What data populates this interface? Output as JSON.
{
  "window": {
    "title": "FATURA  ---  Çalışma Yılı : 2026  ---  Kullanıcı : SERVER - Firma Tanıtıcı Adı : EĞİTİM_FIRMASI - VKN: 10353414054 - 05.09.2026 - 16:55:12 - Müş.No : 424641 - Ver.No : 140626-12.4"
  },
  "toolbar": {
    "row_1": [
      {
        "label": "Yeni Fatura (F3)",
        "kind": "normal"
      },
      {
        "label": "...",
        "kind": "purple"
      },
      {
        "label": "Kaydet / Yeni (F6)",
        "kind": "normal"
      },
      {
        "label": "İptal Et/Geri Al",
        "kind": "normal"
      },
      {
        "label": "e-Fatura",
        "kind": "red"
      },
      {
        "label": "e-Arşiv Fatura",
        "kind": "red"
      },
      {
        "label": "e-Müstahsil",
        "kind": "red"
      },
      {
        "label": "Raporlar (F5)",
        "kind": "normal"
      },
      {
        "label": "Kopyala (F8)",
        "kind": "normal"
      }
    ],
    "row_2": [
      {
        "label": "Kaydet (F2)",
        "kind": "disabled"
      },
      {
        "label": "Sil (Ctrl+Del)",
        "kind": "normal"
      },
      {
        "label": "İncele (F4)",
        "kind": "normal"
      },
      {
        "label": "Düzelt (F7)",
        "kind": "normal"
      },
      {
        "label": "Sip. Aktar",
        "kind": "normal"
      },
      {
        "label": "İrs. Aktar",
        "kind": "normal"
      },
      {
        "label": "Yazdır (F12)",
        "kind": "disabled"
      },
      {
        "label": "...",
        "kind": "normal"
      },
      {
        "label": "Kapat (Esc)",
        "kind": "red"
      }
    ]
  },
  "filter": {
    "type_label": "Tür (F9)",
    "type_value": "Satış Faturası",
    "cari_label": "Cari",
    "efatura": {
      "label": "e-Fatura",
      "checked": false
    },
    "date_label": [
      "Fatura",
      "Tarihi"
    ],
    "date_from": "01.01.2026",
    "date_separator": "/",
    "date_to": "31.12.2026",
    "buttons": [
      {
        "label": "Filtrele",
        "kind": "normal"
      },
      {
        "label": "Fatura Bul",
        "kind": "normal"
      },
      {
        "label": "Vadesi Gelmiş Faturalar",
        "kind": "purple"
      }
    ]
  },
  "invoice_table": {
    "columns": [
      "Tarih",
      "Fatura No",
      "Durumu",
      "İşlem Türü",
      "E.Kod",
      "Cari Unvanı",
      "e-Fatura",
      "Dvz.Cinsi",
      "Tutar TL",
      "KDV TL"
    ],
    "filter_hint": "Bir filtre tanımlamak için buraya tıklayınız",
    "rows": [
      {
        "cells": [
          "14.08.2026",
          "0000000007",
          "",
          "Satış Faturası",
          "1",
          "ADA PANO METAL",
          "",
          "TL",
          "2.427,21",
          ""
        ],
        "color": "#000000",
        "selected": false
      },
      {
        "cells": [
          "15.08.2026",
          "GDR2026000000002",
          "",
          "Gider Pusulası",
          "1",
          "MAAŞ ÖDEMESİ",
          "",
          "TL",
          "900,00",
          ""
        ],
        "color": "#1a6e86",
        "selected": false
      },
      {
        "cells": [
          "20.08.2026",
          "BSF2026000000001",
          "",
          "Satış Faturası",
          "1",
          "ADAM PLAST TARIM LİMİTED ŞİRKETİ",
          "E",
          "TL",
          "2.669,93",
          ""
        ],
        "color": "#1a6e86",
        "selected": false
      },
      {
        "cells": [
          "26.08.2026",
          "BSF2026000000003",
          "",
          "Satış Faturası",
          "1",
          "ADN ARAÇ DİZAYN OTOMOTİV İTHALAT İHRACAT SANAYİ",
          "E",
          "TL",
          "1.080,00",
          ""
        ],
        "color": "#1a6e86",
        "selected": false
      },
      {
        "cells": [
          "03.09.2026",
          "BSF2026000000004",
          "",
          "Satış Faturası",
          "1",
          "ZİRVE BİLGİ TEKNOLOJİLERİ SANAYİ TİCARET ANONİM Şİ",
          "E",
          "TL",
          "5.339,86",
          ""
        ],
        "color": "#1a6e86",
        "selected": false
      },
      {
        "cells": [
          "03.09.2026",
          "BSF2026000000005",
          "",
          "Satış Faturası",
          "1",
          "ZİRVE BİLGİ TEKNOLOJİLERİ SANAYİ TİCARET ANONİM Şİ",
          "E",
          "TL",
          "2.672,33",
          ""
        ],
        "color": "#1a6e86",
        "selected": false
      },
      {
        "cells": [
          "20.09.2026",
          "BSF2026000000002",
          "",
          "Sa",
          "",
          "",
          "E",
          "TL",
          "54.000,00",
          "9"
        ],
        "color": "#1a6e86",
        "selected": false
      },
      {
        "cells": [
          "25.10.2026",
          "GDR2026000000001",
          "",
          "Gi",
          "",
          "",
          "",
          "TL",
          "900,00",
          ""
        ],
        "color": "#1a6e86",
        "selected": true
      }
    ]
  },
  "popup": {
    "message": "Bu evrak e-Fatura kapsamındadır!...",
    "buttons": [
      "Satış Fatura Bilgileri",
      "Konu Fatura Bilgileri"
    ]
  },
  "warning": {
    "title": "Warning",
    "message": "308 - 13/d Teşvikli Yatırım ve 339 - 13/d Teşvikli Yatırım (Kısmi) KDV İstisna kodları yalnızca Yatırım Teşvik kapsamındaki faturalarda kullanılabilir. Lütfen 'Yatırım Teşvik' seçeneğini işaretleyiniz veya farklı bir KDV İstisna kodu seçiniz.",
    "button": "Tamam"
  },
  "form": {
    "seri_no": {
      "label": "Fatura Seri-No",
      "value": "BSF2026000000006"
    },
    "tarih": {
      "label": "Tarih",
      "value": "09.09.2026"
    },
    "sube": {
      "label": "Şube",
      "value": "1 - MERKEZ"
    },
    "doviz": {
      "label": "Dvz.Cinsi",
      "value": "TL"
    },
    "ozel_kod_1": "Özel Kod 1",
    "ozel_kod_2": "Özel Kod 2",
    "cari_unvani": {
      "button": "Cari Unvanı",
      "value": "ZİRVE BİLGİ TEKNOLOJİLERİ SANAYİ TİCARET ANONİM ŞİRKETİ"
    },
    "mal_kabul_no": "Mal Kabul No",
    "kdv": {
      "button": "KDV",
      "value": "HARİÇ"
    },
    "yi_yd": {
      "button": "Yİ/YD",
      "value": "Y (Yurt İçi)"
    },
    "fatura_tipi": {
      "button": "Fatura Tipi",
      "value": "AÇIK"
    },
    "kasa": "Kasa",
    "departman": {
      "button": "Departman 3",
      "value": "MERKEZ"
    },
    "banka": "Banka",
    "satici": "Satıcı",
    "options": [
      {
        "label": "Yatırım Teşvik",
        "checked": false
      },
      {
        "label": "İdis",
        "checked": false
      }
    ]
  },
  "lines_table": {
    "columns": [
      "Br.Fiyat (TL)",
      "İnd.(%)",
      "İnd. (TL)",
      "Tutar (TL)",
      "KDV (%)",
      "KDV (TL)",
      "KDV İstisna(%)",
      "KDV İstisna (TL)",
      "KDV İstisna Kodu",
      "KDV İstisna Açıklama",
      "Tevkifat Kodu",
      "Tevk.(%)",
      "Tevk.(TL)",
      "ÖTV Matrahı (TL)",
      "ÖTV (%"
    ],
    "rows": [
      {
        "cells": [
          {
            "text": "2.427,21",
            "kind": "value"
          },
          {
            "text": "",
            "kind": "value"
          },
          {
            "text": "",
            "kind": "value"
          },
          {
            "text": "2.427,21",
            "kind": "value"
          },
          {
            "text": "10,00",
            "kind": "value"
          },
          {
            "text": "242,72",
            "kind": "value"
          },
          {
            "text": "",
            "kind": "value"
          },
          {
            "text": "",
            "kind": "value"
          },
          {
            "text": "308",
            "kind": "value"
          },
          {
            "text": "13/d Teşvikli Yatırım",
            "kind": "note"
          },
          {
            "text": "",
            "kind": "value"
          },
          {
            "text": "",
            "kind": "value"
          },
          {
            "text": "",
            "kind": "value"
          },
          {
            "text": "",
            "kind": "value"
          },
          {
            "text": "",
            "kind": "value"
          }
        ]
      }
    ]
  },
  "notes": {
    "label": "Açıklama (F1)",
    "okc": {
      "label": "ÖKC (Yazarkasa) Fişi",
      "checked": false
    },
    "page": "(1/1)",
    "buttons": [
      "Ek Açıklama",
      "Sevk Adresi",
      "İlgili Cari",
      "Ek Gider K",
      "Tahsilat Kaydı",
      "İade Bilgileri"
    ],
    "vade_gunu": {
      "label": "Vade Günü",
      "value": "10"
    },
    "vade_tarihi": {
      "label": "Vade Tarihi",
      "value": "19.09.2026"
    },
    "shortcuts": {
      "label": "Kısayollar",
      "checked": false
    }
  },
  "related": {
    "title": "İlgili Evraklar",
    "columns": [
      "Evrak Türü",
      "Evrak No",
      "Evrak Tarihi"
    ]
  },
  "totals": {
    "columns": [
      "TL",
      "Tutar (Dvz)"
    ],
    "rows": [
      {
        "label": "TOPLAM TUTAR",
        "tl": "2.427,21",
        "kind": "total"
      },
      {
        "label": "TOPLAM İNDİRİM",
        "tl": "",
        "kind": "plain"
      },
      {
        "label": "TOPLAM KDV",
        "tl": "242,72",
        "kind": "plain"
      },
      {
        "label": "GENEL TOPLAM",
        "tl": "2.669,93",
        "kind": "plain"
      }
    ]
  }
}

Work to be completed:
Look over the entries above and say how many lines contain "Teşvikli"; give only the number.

Result of this exercise:
2